FIG. 6 shows a plot of an insertion loss against an input frequency [MHz] of the above-mentioned surface wave filter in the picture intermediate frequency circuit of the color television receiver, where a solid line Q denotes a characteristic in the surface wave device according to this invention and a dotted line P, a characteristic in a conventional surface wave device.

Upon comparison of the two it will be evident that a spurious component at 55 to 60 MHz is prominently decreased (i.e. ripple is reduced by 0.5 dB) in the case of the surface wave device according to this invention (see the solid line Q). The decrease of the ripples by the magnitude of 0.5 dB means that the delay time of the surface wave device involves a deviation of the order of about 50 nsec. FIG. 6 shows the characteristic curve with a central frequency of 57.2 MHz and a 3 dB band width of 4 MHz.

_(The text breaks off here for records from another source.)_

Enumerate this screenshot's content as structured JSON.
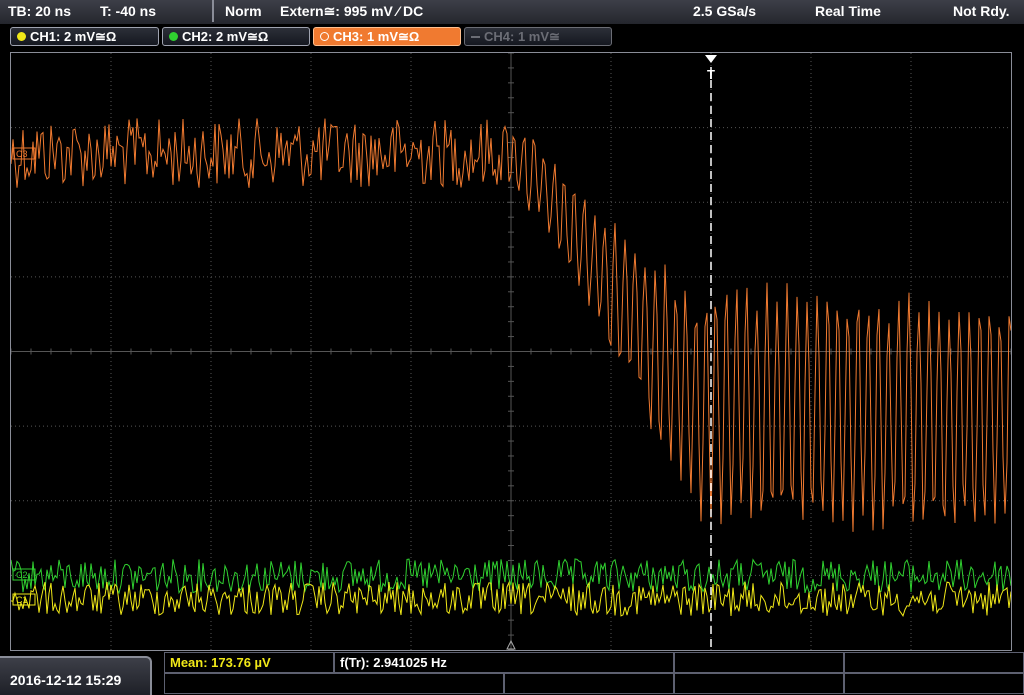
{
  "status_bar": {
    "timebase": "TB: 20 ns",
    "trigger_time": "T: -40 ns",
    "acq_mode": "Norm",
    "trigger_source": "Extern≅: 995 mV ⁄ DC",
    "sample_rate": "2.5 GSa/s",
    "mode": "Real Time",
    "state": "Not Rdy."
  },
  "channels": [
    {
      "label": "CH1: 2 mV≅Ω",
      "color": "#f0e818",
      "active": false,
      "enabled": true
    },
    {
      "label": "CH2: 2 mV≅Ω",
      "color": "#30d030",
      "active": false,
      "enabled": true
    },
    {
      "label": "CH3: 1 mV≅Ω",
      "color": "#f07a30",
      "active": true,
      "enabled": true
    },
    {
      "label": "CH4: 1 mV≅",
      "color": "#6b6d75",
      "active": false,
      "enabled": false
    }
  ],
  "markers": {
    "trigger": "T",
    "ch1_ref": "C1",
    "ch2_ref": "C2",
    "ch3_ref": "C3"
  },
  "footer": {
    "datetime": "2016-12-12 15:29",
    "mean": "Mean: 173.76 µV",
    "freq": "f(Tr): 2.941025 Hz"
  },
  "colors": {
    "ch1": "#f0e818",
    "ch2": "#30d030",
    "ch3": "#f07a30",
    "grid": "#555555"
  }
}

As will be evident from the foregoing it is possible according to this invention to effectively eliminate such spurious components resulting from reflection surface waves in the digit sections of the interdigital electrode pair, as well as reflection due to the electro-acoustic regeneration. Since this invention is effective for the fundamental of the surface wave, it will be self-evident that it can prove effective for odd-order high harmonics including third-and fifth order harmonics.

Patent Citations

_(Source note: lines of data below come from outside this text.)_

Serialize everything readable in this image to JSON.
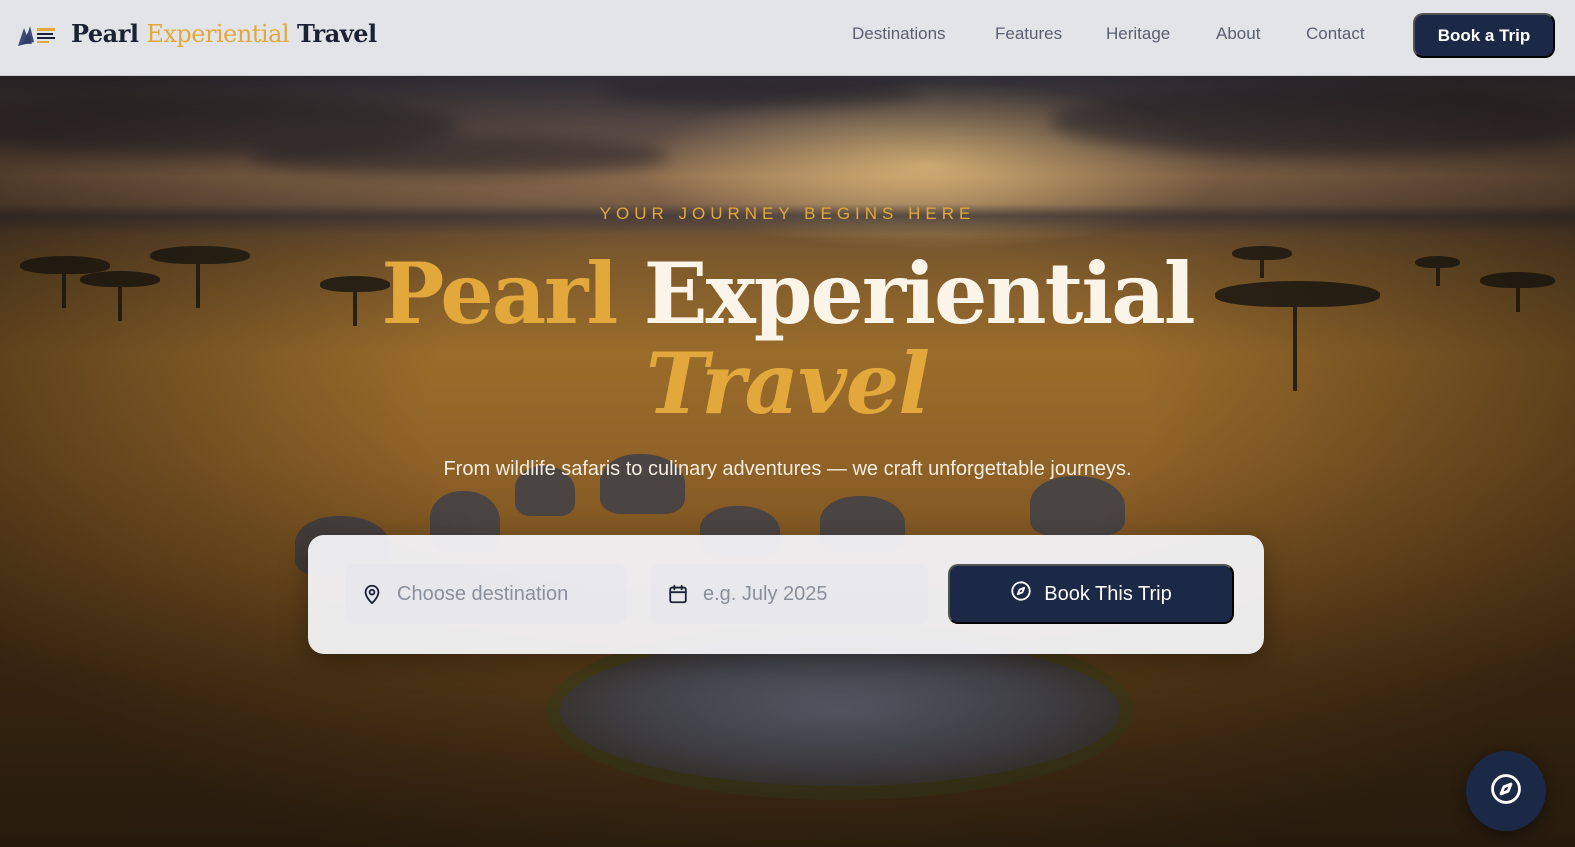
{
  "header": {
    "brand": {
      "part1": "Pearl",
      "part2": "Experiential",
      "part3": "Travel"
    },
    "nav": [
      {
        "label": "Destinations"
      },
      {
        "label": "Features"
      },
      {
        "label": "Heritage"
      },
      {
        "label": "About"
      },
      {
        "label": "Contact"
      }
    ],
    "cta_label": "Book a Trip"
  },
  "hero": {
    "eyebrow": "YOUR JOURNEY BEGINS HERE",
    "title_gold": "Pearl",
    "title_white": "Experiential",
    "title_line2": "Travel",
    "subtitle": "From wildlife safaris to culinary adventures — we craft unforgettable journeys."
  },
  "booking": {
    "destination": {
      "value": "",
      "placeholder": "Choose destination",
      "icon": "map-pin-icon"
    },
    "date": {
      "value": "",
      "placeholder": "e.g. July 2025",
      "icon": "calendar-icon"
    },
    "submit_label": "Book This Trip",
    "submit_icon": "compass-icon"
  },
  "fab": {
    "icon": "compass-icon"
  },
  "colors": {
    "navy": "#1b2846",
    "gold": "#e2a83c",
    "header_bg": "#e3e4e8"
  }
}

Cited PatentFiling datePublication dateApplicantTitle
US3839687 *Nov 20, 1972Oct 1, 1974Zenith Radio CorpSurface wave filter and method
US3882433 *Feb 15, 1974May 6, 1975Zenith Radio CorpSwif with transducers having varied duty factor fingers for trap enhancement
Non-Patent Citations
Reference
1 *Toda et al.--"Surface Wave Delay Lines with Interdigital Transducers on PZT Ceramic Plates" in Japanese Journal of Applied Physics, vol. 10 No. 6, June 1971; pp. 671-677.
Referenced by
Citing PatentFiling datePublication dateApplicantTitle
US4162465 *Sep 14, 1977Jul 24, 1979University Of Illinois FoundationSurface acoustic wave device with reflection suppression
US4535265 *May 17, 1984Aug 13, 1985Kabushiki Kaisha ToshibaSurface acoustic wave transducer with internal acoustic reflection
US5021699 *Oct 10, 1989Jun 4, 1991Thomson-CsfInterdigital transducer for surface acoustic wave filter
US5396200 *Jun 13, 1991Mar 7, 1995Siemens AktiengesellschaftInterdigital transducer with finger-width weighting for surface wave arrangements
US7973449Dec 18, 2008Jul 5, 2011Vectron International Gmbh & Co. KgTransducer for surface acoustic waves and a resonator and a filter having said transducer
US20090161490 *Dec 18, 2008Jun 25, 2009Vectron International Gmbh & Co. KgConverters, resonators and filters for acoustic surface
DE102007063470A1 *Dec 20, 2007Jul 2, 2009IFW - Leibniz-Institut für Festkörper- und Werkstoffforschung Dresden e.V.Wandler, Resonator und Filter für akustische Oberflächenwellen
Classifications
U.S. Classification333/154, 310/313.00R, 310/313.00C
International ClassificationH04R17/00, H03H9/145, H03H9/02, H03H9/30, H03H9/00, H03H3/08
Cooperative ClassificationH04R17/00, H03H9/14517, H03H9/02842, H03H9/1452
European ClassificationH04R17/00, H03H9/02S8C, H03H9/145C, H03H9/145C1